Let's Get Dirty | All Blogs


Does composting always translate into tacky?

By Penny Stine

My mom’s been gardening a lot longer than me and has taught me several tricks over the years. She’s also been composting for years and uses a gallon-milk jug as a temporary container for kitchen scraps. Before I began composting I used to see the milk jug brimming with potato peels, egg shells and cantaloupe seeds and thought it looked tacky in Mom’s always-spotless kitchen.

So when I first started composting kitchen scraps I tried to take them out to my compost bin immediately. That worked until the snow was a foot deep in my garden. Then I got out a milk jug, cut off the top and started my own recycling program, just like mom. It looks tacky, but I don’t have any better ideas.

Does anyone have a better solution? I try to compost everything from coffee grounds in the morning to vegetable peels and melon rinds later in the day.
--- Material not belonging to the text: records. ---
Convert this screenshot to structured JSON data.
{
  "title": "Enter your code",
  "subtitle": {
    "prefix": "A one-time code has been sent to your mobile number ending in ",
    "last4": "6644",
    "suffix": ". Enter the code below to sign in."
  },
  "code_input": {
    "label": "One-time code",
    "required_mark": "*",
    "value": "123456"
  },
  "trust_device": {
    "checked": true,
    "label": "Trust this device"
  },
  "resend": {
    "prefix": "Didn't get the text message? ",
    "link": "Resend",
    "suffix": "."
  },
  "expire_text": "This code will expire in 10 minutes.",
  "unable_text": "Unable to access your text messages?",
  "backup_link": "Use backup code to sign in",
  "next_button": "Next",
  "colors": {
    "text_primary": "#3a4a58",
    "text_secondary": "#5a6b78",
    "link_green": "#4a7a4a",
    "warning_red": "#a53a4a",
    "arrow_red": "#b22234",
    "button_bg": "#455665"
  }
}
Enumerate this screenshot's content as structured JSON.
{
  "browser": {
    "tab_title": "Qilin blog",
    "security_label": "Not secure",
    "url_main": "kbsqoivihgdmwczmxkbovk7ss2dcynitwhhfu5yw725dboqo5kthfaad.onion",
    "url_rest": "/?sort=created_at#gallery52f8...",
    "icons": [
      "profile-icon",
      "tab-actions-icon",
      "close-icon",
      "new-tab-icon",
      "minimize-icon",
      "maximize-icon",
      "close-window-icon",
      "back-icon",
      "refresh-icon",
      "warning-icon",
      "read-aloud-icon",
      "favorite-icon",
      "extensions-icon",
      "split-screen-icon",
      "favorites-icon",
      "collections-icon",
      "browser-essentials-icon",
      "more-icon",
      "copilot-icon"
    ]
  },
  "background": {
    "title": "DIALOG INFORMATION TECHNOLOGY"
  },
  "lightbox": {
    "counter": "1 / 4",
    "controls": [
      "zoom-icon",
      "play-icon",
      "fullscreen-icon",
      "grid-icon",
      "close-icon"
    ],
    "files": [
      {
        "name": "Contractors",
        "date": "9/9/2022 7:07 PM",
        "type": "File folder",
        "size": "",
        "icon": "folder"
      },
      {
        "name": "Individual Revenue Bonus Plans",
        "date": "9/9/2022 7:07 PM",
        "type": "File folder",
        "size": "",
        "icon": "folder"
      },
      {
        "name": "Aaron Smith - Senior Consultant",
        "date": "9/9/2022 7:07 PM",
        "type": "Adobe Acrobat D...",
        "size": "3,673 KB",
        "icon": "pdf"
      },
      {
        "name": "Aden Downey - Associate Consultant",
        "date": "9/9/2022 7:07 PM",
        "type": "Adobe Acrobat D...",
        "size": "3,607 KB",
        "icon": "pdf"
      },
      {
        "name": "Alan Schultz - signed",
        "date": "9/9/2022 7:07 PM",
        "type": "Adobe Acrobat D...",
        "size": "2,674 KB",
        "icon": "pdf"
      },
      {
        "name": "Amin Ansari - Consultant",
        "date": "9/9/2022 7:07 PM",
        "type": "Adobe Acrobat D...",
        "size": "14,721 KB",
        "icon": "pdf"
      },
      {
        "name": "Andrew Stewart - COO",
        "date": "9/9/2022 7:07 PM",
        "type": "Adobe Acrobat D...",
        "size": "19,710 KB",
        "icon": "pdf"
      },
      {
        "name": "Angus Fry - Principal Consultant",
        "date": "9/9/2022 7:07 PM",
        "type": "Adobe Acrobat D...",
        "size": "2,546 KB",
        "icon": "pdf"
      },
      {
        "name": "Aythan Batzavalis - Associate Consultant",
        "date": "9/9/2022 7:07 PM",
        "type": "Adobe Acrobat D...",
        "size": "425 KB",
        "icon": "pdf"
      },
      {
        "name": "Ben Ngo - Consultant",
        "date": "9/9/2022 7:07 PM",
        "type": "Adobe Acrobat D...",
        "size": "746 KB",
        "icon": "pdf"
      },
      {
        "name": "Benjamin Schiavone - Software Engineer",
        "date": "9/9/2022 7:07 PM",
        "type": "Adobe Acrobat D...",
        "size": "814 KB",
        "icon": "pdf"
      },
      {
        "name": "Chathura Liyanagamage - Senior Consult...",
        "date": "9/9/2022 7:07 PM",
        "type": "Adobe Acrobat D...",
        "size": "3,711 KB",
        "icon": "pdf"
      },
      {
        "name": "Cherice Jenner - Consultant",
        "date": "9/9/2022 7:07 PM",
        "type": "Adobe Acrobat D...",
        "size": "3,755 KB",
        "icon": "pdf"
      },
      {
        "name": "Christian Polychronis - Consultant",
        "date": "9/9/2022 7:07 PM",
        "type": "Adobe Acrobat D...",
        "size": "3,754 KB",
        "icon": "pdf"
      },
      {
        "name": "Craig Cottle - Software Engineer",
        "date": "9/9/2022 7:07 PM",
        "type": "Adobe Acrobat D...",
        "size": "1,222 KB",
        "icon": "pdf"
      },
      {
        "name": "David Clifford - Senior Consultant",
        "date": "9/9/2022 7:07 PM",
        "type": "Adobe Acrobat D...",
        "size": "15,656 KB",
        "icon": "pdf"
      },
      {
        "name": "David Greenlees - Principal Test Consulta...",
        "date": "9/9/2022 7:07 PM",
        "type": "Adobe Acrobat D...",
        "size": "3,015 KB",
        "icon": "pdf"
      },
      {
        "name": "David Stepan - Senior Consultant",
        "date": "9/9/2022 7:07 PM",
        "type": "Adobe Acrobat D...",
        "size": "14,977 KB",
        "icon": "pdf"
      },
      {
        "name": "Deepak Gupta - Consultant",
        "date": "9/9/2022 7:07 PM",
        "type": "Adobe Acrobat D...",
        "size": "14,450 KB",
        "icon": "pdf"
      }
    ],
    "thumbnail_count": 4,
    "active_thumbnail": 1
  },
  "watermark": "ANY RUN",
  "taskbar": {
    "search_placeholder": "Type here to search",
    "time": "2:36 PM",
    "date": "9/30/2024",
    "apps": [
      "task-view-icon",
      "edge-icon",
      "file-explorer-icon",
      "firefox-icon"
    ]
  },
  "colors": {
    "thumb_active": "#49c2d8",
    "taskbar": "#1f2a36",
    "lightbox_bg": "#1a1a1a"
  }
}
My compost bin is in the middle of the garden, in a shady area that wasn’t good for growing anything. Although it’s in the front yard, no one ever notices it because it’s sandwiched by a tree and a vine-covered fence, so I’m not crossing into tacky territory too badly by having it almost visible from the street.

However, I bought this compost bin online a few years ago before local stores started carrying anything, and haven’t been real pleased with it.

The idea is that you put kitchen and yard waste in the top, let nature do its thing and have lovely compost in a few months, which you can access from the doors in the bottom.

The problem is that the bin is about four feet tall - too tall to get in and turn the compost, so waste doesn’t break down like it should. It also gets stuck in the middle of the bin, so the bin seems full from the top, but has a void at the bottom.

My solution is to push it down from the top and wrestle it out through the bottom doors with a pitchfork and throw it on a compost heap next to the bin and let it finish decomposing, where it looks slightly tacky, but is hidden by both the tree and the actual compost bin.

Little did I know my compost pile would sprout.

I think it’s a squash, but it may be a cucumber. Should I transplant it to a sunny spot and see what grows?
 

COMMENTS

Please Login or Register to leave a comment.




Recent Posts
Garden Experiments 2014: A new type of berry plant
By Penny Stine
Friday, April 18, 2014

Not just any Friday
By Debra Dobbins
Friday, April 18, 2014

Celebrate Music on Record Store Day
By David Goe
Friday, April 18, 2014

Frugal Frida Links: Cheap Vacations
By Julie Norman
Friday, April 18, 2014

Product Review: JamBerry Nails
By Richie Ann Ashcraft
Friday, April 18, 2014


TOP JOBS




THE DAILY SENTINEL
734 S. Seventh St.
Grand Junction, CO 81501
970-242-5050
Editions
Subscribe to print edition
E-edition
Advertisers
Sign in to your account
Information

© 2014 Grand Junction Media, Inc.
By using this site you agree to the Visitor Agreement and the Privacy Policy